I say with sincerity that the two fighting systems I mentioned above are amazing fighting styles. But we have to remember that street fighting is very different from competitive fighting, with unknown threats, unknown obstacles, and no ability to stop the fight at will. As a well known fighter/celebrity in the BJJ world once told me: “In the street, I will definitely take my opponent down—but I would not go down to the ground.”

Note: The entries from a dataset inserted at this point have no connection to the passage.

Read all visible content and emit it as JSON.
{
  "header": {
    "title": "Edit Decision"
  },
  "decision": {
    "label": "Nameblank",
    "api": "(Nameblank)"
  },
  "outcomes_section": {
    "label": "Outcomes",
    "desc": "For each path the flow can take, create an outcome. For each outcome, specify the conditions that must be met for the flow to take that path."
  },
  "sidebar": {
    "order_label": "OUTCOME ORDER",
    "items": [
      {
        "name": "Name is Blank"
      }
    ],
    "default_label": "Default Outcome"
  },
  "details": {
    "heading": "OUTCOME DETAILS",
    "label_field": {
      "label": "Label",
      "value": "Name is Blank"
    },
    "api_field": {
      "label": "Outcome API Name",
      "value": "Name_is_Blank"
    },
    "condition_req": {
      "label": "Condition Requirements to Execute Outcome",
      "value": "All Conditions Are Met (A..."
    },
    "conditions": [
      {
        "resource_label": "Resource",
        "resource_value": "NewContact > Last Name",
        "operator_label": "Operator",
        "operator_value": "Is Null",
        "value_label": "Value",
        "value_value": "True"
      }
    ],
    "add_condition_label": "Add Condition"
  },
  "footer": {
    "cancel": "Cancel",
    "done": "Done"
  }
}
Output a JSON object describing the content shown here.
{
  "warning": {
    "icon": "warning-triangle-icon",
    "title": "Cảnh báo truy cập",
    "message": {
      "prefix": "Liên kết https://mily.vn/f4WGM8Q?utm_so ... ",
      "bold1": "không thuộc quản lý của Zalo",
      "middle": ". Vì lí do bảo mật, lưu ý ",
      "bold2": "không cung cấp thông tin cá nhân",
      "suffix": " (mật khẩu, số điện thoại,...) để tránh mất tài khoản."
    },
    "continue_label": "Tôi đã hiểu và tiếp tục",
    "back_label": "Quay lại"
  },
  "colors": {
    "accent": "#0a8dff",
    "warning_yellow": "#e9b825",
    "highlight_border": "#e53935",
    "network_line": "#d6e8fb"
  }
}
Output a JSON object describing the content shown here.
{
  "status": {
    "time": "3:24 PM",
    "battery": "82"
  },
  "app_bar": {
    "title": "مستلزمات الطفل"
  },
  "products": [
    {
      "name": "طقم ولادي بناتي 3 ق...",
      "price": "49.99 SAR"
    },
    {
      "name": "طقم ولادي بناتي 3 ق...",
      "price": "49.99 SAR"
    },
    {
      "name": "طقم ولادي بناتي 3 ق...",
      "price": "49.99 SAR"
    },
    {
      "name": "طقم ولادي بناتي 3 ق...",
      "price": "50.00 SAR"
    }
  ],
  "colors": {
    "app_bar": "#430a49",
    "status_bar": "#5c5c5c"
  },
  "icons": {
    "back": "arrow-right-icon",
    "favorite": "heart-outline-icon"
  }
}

In Krav Maga, there are a lot of takedown prevention techniques and drills. Krav Maga has ground techniques, but our philosophy is that if you’ve been taken down, the first rule is to get up as fast as possible. Regardless of your skill or ability, the exposure and danger on the ground is very high. Some risks of going to or staying on the ground in street fights are: the ground itself (fatal impact to the head when falling on concrete); multiple attackers, especially when one or more are standing while the defender is on the ground; and unseen weapons or objects used by one or more attackers.
There are ground techniques and moves in Krav Maga, but they are all followed with striking and are coupled with the essential goal of getting up as soon as possible. And there you go. This is why we don’t spend time on learning how to do an armbar, Kimura, or Kazure Kesa Gatame. To execute these (still effective ring techniques) means we must spend more time on the ground, on a dirty concrete sidewalk of some alley, or in the middle of downtown surrounded by strangers without knowing who will attack you next and break a bottle on your head or even push you into oncoming traffic.
Stay safe and standing.
So that one may walk in peace.
2 Responses to “Krav Maga and Ground Fighting”
Not learning how to do an arm bar, kimura or other basic ground submissions means that the person doesn’t know how to defend against one either. If a person gets attacked by someone with BJJ experience, they will be taken on the ground, and then what?
Thanks for your comment. As we state in the article, our curriculum does have defenses against ground submissions.